Excerpts from an interface dataset
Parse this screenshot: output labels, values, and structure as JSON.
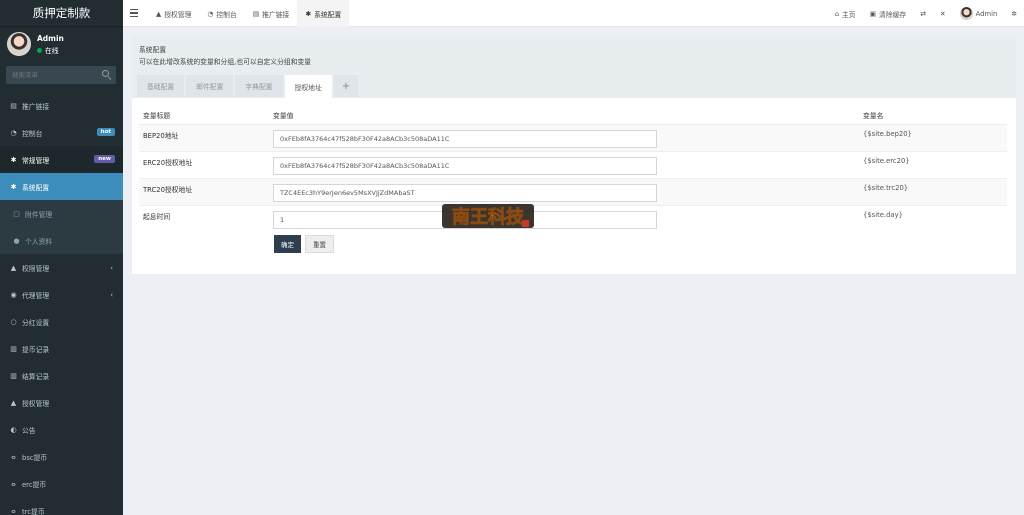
{
  "app": {
    "title": "质押定制款"
  },
  "user": {
    "name": "Admin",
    "status": "在线"
  },
  "search": {
    "placeholder": "搜索菜单"
  },
  "sidebar": {
    "items": [
      {
        "label": "推广链接",
        "icon": "file-icon"
      },
      {
        "label": "控制台",
        "icon": "dashboard-icon",
        "badge": "hot"
      },
      {
        "label": "常规管理",
        "icon": "cog-icon",
        "badge": "new"
      },
      {
        "label": "系统配置",
        "icon": "cog-icon"
      },
      {
        "label": "附件管理",
        "icon": "file-icon"
      },
      {
        "label": "个人资料",
        "icon": "user-icon"
      },
      {
        "label": "权限管理",
        "icon": "users-icon"
      },
      {
        "label": "代理管理",
        "icon": "user-circle-icon"
      },
      {
        "label": "分红设置",
        "icon": "circle-icon"
      },
      {
        "label": "提币记录",
        "icon": "bank-icon"
      },
      {
        "label": "结算记录",
        "icon": "bank-icon"
      },
      {
        "label": "授权管理",
        "icon": "users-icon"
      },
      {
        "label": "公告",
        "icon": "half-circle-icon"
      },
      {
        "label": "bsc提币",
        "icon": "bicycle-icon"
      },
      {
        "label": "erc提币",
        "icon": "bicycle-icon"
      },
      {
        "label": "trc提币",
        "icon": "bicycle-icon"
      }
    ]
  },
  "topnav": {
    "tabs": [
      {
        "label": "授权管理",
        "icon": "users-icon"
      },
      {
        "label": "控制台",
        "icon": "dashboard-icon"
      },
      {
        "label": "推广链接",
        "icon": "file-icon"
      },
      {
        "label": "系统配置",
        "icon": "cog-icon"
      }
    ],
    "home": "主页",
    "clear_cache": "清除缓存",
    "admin": "Admin"
  },
  "panel": {
    "title": "系统配置",
    "description": "可以在此增改系统的变量和分组,也可以自定义分组和变量",
    "tabs": [
      "基础配置",
      "邮件配置",
      "字典配置",
      "授权地址"
    ],
    "plus": "+"
  },
  "table": {
    "headers": [
      "变量标题",
      "变量值",
      "变量名"
    ],
    "rows": [
      {
        "title": "BEP20地址",
        "value": "0xFEb8fA3764c47f528bF30F42a8ACb3c508aDA11C",
        "name": "{$site.bep20}"
      },
      {
        "title": "ERC20授权地址",
        "value": "0xFEb8fA3764c47f528bF30F42a8ACb3c508aDA11C",
        "name": "{$site.erc20}"
      },
      {
        "title": "TRC20授权地址",
        "value": "TZC4EEc3hY9erJen6ev5MsXVJjZdMAbaST",
        "name": "{$site.trc20}"
      },
      {
        "title": "起息时间",
        "value": "1",
        "name": "{$site.day}"
      }
    ]
  },
  "actions": {
    "ok": "确定",
    "reset": "重置"
  },
  "watermark": {
    "text": "南王科技"
  },
  "colors": {
    "sidebar_bg": "#222d32",
    "active_blue": "#3c8dbc",
    "ok_button": "#2c3e50"
  }
}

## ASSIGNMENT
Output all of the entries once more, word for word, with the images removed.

## REPLY TO THE EXERCISE
Parse this screenshot: output labels, values, and structure as JSON.
{
  "app": {
    "title": "质押定制款"
  },
  "user": {
    "name": "Admin",
    "status": "在线"
  },
  "search": {
    "placeholder": "搜索菜单"
  },
  "sidebar": {
    "items": [
      {
        "label": "推广链接",
        "icon": "file-icon"
      },
      {
        "label": "控制台",
        "icon": "dashboard-icon",
        "badge": "hot"
      },
      {
        "label": "常规管理",
        "icon": "cog-icon",
        "badge": "new"
      },
      {
        "label": "系统配置",
        "icon": "cog-icon"
      },
      {
        "label": "附件管理",
        "icon": "file-icon"
      },
      {
        "label": "个人资料",
        "icon": "user-icon"
      },
      {
        "label": "权限管理",
        "icon": "users-icon"
      },
      {
        "label": "代理管理",
        "icon": "user-circle-icon"
      },
      {
        "label": "分红设置",
        "icon": "circle-icon"
      },
      {
        "label": "提币记录",
        "icon": "bank-icon"
      },
      {
        "label": "结算记录",
        "icon": "bank-icon"
      },
      {
        "label": "授权管理",
        "icon": "users-icon"
      },
      {
        "label": "公告",
        "icon": "half-circle-icon"
      },
      {
        "label": "bsc提币",
        "icon": "bicycle-icon"
      },
      {
        "label": "erc提币",
        "icon": "bicycle-icon"
      },
      {
        "label": "trc提币",
        "icon": "bicycle-icon"
      }
    ]
  },
  "topnav": {
    "tabs": [
      {
        "label": "授权管理",
        "icon": "users-icon"
      },
      {
        "label": "控制台",
        "icon": "dashboard-icon"
      },
      {
        "label": "推广链接",
        "icon": "file-icon"
      },
      {
        "label": "系统配置",
        "icon": "cog-icon"
      }
    ],
    "home": "主页",
    "clear_cache": "清除缓存",
    "admin": "Admin"
  },
  "panel": {
    "title": "系统配置",
    "description": "可以在此增改系统的变量和分组,也可以自定义分组和变量",
    "tabs": [
      "基础配置",
      "邮件配置",
      "字典配置",
      "授权地址"
    ],
    "plus": "+"
  },
  "table": {
    "headers": [
      "变量标题",
      "变量值",
      "变量名"
    ],
    "rows": [
      {
        "title": "BEP20地址",
        "value": "0xFEb8fA3764c47f528bF30F42a8ACb3c508aDA11C",
        "name": "{$site.bep20}"
      },
      {
        "title": "ERC20授权地址",
        "value": "0xFEb8fA3764c47f528bF30F42a8ACb3c508aDA11C",
        "name": "{$site.erc20}"
      },
      {
        "title": "TRC20授权地址",
        "value": "TZC4EEc3hY9erJen6ev5MsXVJjZdMAbaST",
        "name": "{$site.trc20}"
      },
      {
        "title": "起息时间",
        "value": "1",
        "name": "{$site.day}"
      }
    ]
  },
  "actions": {
    "ok": "确定",
    "reset": "重置"
  },
  "watermark": {
    "text": "南王科技"
  },
  "colors": {
    "sidebar_bg": "#222d32",
    "active_blue": "#3c8dbc",
    "ok_button": "#2c3e50"
  }
}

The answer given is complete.